_Website and app data records_
* * * * * * * * *
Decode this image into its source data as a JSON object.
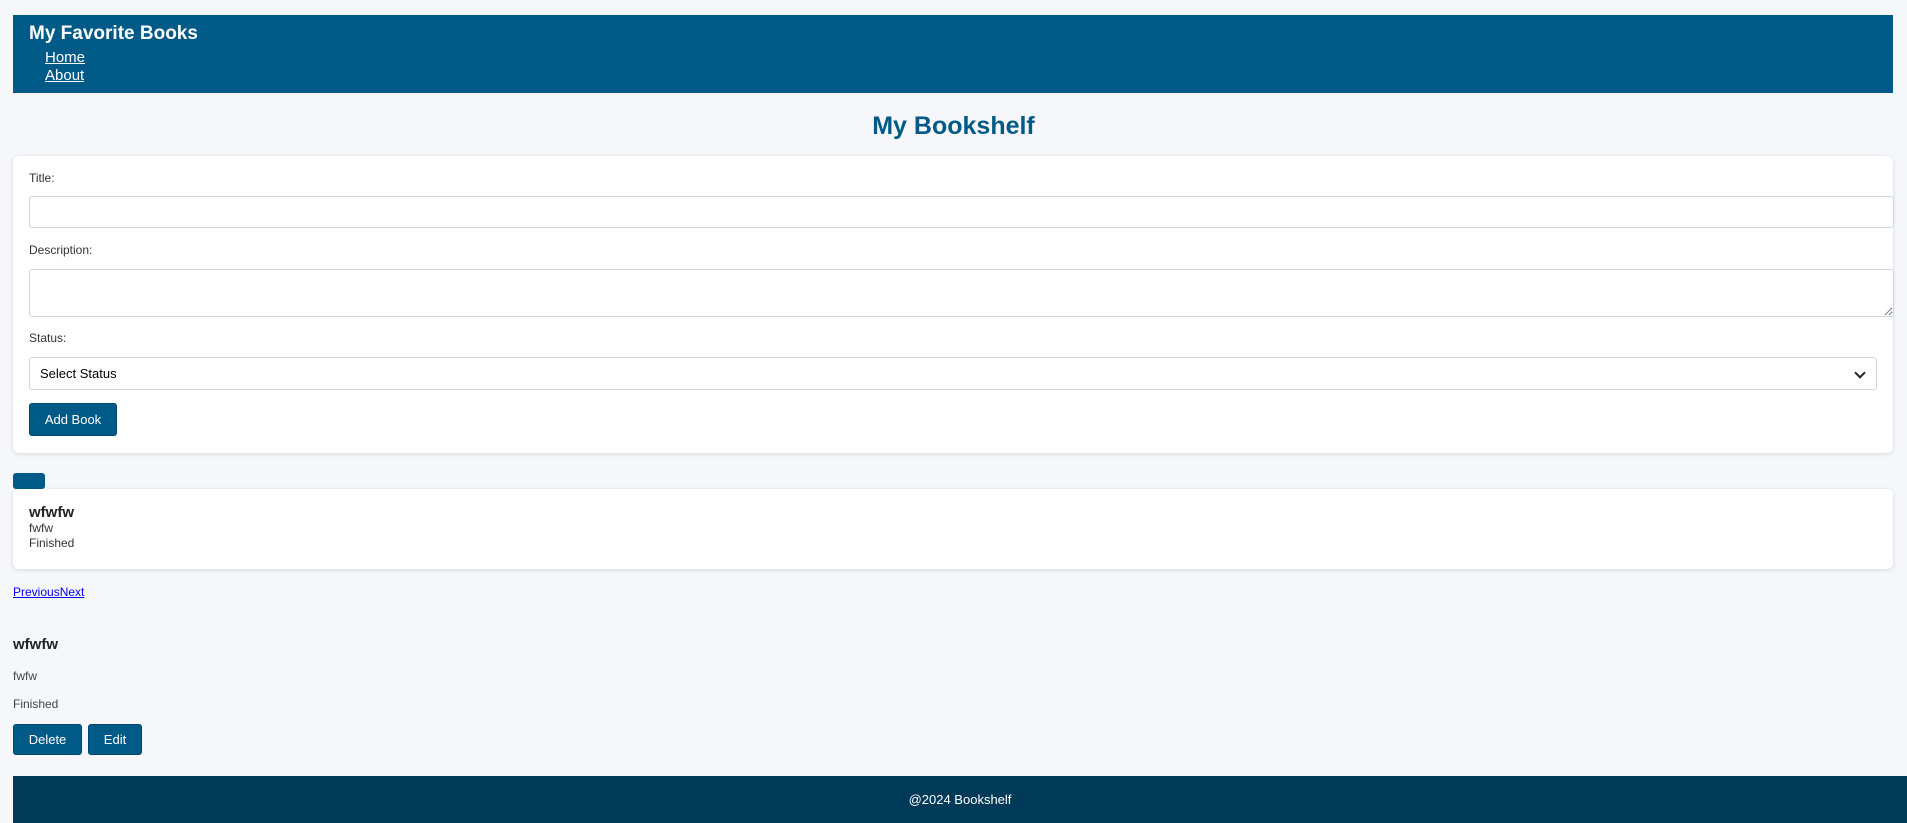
{
  "header": {
    "brand": "My Favorite Books",
    "nav": [
      "Home",
      "About"
    ]
  },
  "page": {
    "title": "My Bookshelf"
  },
  "form": {
    "title_label": "Title:",
    "title_value": "",
    "description_label": "Description:",
    "description_value": "",
    "status_label": "Status:",
    "status_selected": "Select Status",
    "add_button": "Add Book"
  },
  "books": [
    {
      "title": "wfwfw",
      "description": "fwfw",
      "status": "Finished"
    }
  ],
  "pagination": {
    "previous": "Previous",
    "next": "Next"
  },
  "detail": {
    "title": "wfwfw",
    "description": "fwfw",
    "status": "Finished",
    "delete_button": "Delete",
    "edit_button": "Edit"
  },
  "footer": {
    "text": "@2024 Bookshelf"
  },
  "colors": {
    "primary": "#005a87",
    "footer": "#003a59",
    "background": "#f6f7fb"
  }
}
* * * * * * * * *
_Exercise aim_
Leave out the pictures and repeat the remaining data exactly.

_Task result_
Decode this image into its source data as a JSON object.
{
  "header": {
    "brand": "My Favorite Books",
    "nav": [
      "Home",
      "About"
    ]
  },
  "page": {
    "title": "My Bookshelf"
  },
  "form": {
    "title_label": "Title:",
    "title_value": "",
    "description_label": "Description:",
    "description_value": "",
    "status_label": "Status:",
    "status_selected": "Select Status",
    "add_button": "Add Book"
  },
  "books": [
    {
      "title": "wfwfw",
      "description": "fwfw",
      "status": "Finished"
    }
  ],
  "pagination": {
    "previous": "Previous",
    "next": "Next"
  },
  "detail": {
    "title": "wfwfw",
    "description": "fwfw",
    "status": "Finished",
    "delete_button": "Delete",
    "edit_button": "Edit"
  },
  "footer": {
    "text": "@2024 Bookshelf"
  },
  "colors": {
    "primary": "#005a87",
    "footer": "#003a59",
    "background": "#f6f7fb"
  }
}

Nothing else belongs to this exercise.